Celle qui, par nécessité, suscite en moi le besoin le plus grave.

Car ne sommes-nous pas tous les deux des parties assemblées ?
De nos opposés les plus extrêmes ;
Salope de l’enfer, enfoiré aux portes de l’au-delà ?
Et ce n’est que la moitié du récit !

Mais je pourrais aussi accepter votre sainte silhouette,
Longtemps après que les pots aient chauffé jusqu’à ce que tout soit bouilli,
Et que votre tempérament méridional ait finalement refroidi.

Ô femme diabolique.

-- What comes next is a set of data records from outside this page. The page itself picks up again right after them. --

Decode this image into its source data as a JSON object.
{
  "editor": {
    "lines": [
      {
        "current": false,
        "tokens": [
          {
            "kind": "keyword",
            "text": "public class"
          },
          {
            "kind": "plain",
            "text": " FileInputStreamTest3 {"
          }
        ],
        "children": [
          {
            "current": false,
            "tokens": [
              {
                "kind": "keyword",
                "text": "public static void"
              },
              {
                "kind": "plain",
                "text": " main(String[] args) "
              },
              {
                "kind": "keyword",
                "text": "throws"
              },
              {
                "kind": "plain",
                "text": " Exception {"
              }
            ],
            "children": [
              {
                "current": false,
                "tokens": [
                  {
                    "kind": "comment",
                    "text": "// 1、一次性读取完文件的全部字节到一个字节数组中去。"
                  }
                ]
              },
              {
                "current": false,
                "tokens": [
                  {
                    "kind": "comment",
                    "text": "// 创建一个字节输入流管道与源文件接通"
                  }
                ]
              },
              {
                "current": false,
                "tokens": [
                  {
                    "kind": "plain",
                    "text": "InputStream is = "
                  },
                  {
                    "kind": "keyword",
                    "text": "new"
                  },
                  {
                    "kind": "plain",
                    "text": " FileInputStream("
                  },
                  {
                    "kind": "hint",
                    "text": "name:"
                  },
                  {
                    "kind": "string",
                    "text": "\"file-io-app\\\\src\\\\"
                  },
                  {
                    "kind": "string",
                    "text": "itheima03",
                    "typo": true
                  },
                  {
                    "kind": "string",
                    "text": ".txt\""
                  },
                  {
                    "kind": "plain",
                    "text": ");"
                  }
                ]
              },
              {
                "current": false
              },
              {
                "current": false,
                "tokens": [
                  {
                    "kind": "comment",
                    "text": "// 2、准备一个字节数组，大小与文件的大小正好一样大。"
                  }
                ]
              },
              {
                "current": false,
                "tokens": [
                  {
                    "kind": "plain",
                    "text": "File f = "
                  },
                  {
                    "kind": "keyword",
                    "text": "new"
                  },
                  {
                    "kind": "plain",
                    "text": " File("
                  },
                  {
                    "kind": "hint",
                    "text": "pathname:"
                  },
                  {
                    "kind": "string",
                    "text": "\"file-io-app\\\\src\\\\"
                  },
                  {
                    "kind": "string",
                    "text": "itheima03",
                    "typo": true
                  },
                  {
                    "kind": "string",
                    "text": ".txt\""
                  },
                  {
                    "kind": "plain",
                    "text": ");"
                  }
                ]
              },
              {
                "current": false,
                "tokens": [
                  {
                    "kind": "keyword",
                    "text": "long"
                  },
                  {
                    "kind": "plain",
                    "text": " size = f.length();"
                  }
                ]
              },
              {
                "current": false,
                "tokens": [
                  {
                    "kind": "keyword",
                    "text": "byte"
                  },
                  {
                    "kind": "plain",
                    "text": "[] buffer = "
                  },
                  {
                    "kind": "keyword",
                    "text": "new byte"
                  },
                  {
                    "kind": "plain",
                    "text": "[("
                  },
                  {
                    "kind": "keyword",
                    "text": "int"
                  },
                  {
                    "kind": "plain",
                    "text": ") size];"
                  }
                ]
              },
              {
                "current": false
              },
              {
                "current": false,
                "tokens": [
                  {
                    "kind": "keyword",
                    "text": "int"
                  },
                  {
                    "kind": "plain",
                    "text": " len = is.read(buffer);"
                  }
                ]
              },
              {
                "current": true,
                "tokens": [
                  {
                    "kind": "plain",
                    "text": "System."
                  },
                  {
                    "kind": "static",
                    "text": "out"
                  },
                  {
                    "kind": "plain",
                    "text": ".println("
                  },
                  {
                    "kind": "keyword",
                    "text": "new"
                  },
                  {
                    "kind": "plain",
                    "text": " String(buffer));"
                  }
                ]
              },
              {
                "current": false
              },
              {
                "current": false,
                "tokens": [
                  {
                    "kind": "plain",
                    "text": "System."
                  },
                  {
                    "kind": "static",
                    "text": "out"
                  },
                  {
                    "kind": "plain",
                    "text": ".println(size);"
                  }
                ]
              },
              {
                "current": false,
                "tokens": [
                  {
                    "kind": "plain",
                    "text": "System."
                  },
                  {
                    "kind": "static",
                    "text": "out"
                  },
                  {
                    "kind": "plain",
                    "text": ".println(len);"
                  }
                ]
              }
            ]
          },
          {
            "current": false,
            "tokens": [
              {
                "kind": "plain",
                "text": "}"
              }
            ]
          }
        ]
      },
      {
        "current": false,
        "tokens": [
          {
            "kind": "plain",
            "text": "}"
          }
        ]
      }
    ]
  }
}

Vous êtes la raison pour laquelle j’ai lu Baudelaire,
Car avec Shakespeare, ils ont pris la mesure de vos contours
Fixés en impression atroce et impie.


For Alessia

Exult the chorale to leaven the waking day,
Voices to rest the tired feet threading on human clay,
O we who daily labour duty bound to till the earth
With its incommensurable circumference, delivering
Sudden and unexpected birth, each harbouring
Like the solemn salt- lashed seaward pier,
Enduring the barbed turbulence of change,
Only to fulfil the octagon of possible further assault.

O we who both suffer mental and physical ill,
Then and only then till reason bows us,
So that we are forced to consider, and quite seriously,
Forgoing all further evidence of thrill,
When the auspicious word, vowel leaden, plump with
OE and elongated as limbs, further steels U


Pour Alessia

La chorale exulte au lever chaque matin,
Des voix pour reposer les pieds fatigués de l’argile humaine,
Ô nous qui travaillons tous les jours obligés de cultiver la terre
Avec sa circonférence incommensurable, livrant
Une naissance soudaine et inattendue, chacun abrité
Comme la solennelle jetée maritime,
Endurant la turbulence hérissée du changement,
Tout cela pour protéger l’octogone d’éventuels nouveaux assauts.

Ô nous qui souffrons tous les deux d’une maladie physique et psychique,
Ce n’est qu’à ce moment-là que la raison nous renverse,
Nous sommes alors obligés d’envisager, et très sérieusement,
De renoncer à la preuve de l’évidence.
Lorsque le mot propice, voyelle de plomb, s’arrondit avec
OE et s’allonge comme un membre, plus loin en acier U

© Peter O’Neill